I did not realize that in addition to tube break up you have speaker break up too.

I understand the concept, but I am curious how speaker break up affects tone vs how tube break up does.

I guess to simplify my question: what tone would you get if your tubes were over driven and breaking up, but your speakers were not?
I think it's a bit logical;

Speaker breaks up > it's machanically being forced to do weird sh*t, the overdriven sound comes from speaker parts that can't keep up with the "power" > speaker will make a cold, sharp noise

Since the speaker is at it's maximum, the other parts are "forced" to NOT get to their full potential

Tube breaks up > less machanical parts that can fail > tube will make a better noise
Even if the tube breaks up, the speaker can be halfway it's potential, thus making the overdriven sound, sound much better, much warmer and smoother

It's the same when you're having a cheap set of speakers that you crank up while listening to music or so, it'll give you a horrible overdriven/distorted sound.

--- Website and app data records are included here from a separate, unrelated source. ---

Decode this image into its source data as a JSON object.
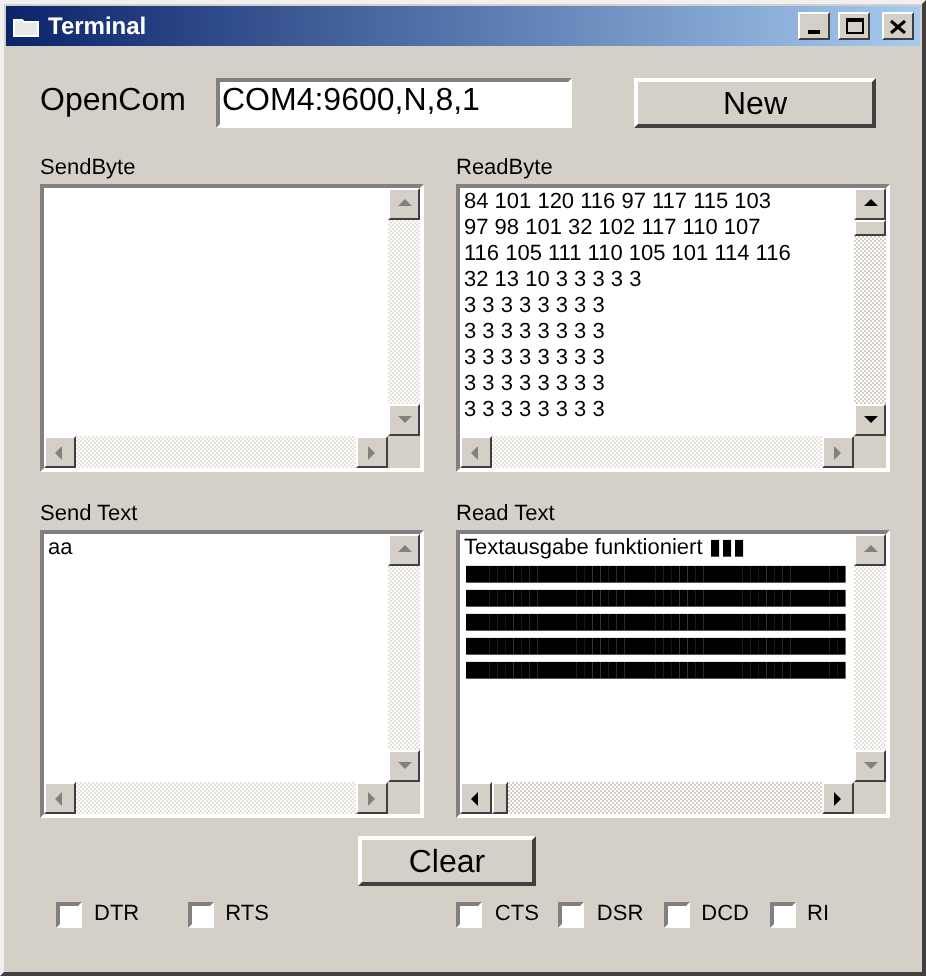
{
  "window": {
    "title": "Terminal"
  },
  "open_com": {
    "label": "OpenCom",
    "value": "COM4:9600,N,8,1"
  },
  "new_button": "New",
  "panels": [
    {
      "label": "SendByte",
      "vscroll_disabled": true,
      "hscroll_disabled": true
    },
    {
      "label": "ReadByte",
      "lines": [
        "84 101 120 116 97 117 115 103",
        "97 98 101 32 102 117 110 107",
        "116 105 111 110 105 101 114 116",
        "32 13 10 3 3 3 3 3",
        "3 3 3 3 3 3 3 3",
        "3 3 3 3 3 3 3 3",
        "3 3 3 3 3 3 3 3",
        "3 3 3 3 3 3 3 3",
        "3 3 3 3 3 3 3 3"
      ],
      "vscroll_disabled": false,
      "hscroll_disabled": true
    },
    {
      "label": "Send Text",
      "lines": [
        "aa"
      ],
      "vscroll_disabled": true,
      "hscroll_disabled": true
    },
    {
      "label": "Read Text",
      "lines": [
        "Textausgabe funktioniert ▮▮▮",
        "▮▮▮▮▮▮▮▮▮▮▮▮▮▮▮▮▮▮▮▮▮▮▮▮▮▮▮▮▮▮▮▮▮▮▮▮▮▮▮▮▮▮▮▮▮▮▮▮",
        "▮▮▮▮▮▮▮▮▮▮▮▮▮▮▮▮▮▮▮▮▮▮▮▮▮▮▮▮▮▮▮▮▮▮▮▮▮▮▮▮▮▮▮▮▮▮▮▮",
        "▮▮▮▮▮▮▮▮▮▮▮▮▮▮▮▮▮▮▮▮▮▮▮▮▮▮▮▮▮▮▮▮▮▮▮▮▮▮▮▮▮▮▮▮▮▮▮▮",
        "▮▮▮▮▮▮▮▮▮▮▮▮▮▮▮▮▮▮▮▮▮▮▮▮▮▮▮▮▮▮▮▮▮▮▮▮▮▮▮▮▮▮▮▮▮▮▮▮",
        "▮▮▮▮▮▮▮▮▮▮▮▮▮▮▮▮▮▮▮▮▮▮▮▮▮▮▮▮▮▮▮▮▮▮▮▮▮▮▮▮▮▮▮▮▮▮▮▮"
      ],
      "vscroll_disabled": true,
      "hscroll_disabled": false
    }
  ],
  "clear_button": "Clear",
  "checkboxes_left": [
    {
      "label": "DTR",
      "checked": false
    },
    {
      "label": "RTS",
      "checked": false
    }
  ],
  "checkboxes_right": [
    {
      "label": "CTS",
      "checked": false
    },
    {
      "label": "DSR",
      "checked": false
    },
    {
      "label": "DCD",
      "checked": false
    },
    {
      "label": "RI",
      "checked": false
    }
  ]
}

While if you'd put - for some weird reason - a tube in the circuitry from your mp3 to your cheap speakers, you'd get the same distorted sound, but much smoother.
Last edited by AmirT at Jan 15, 2014,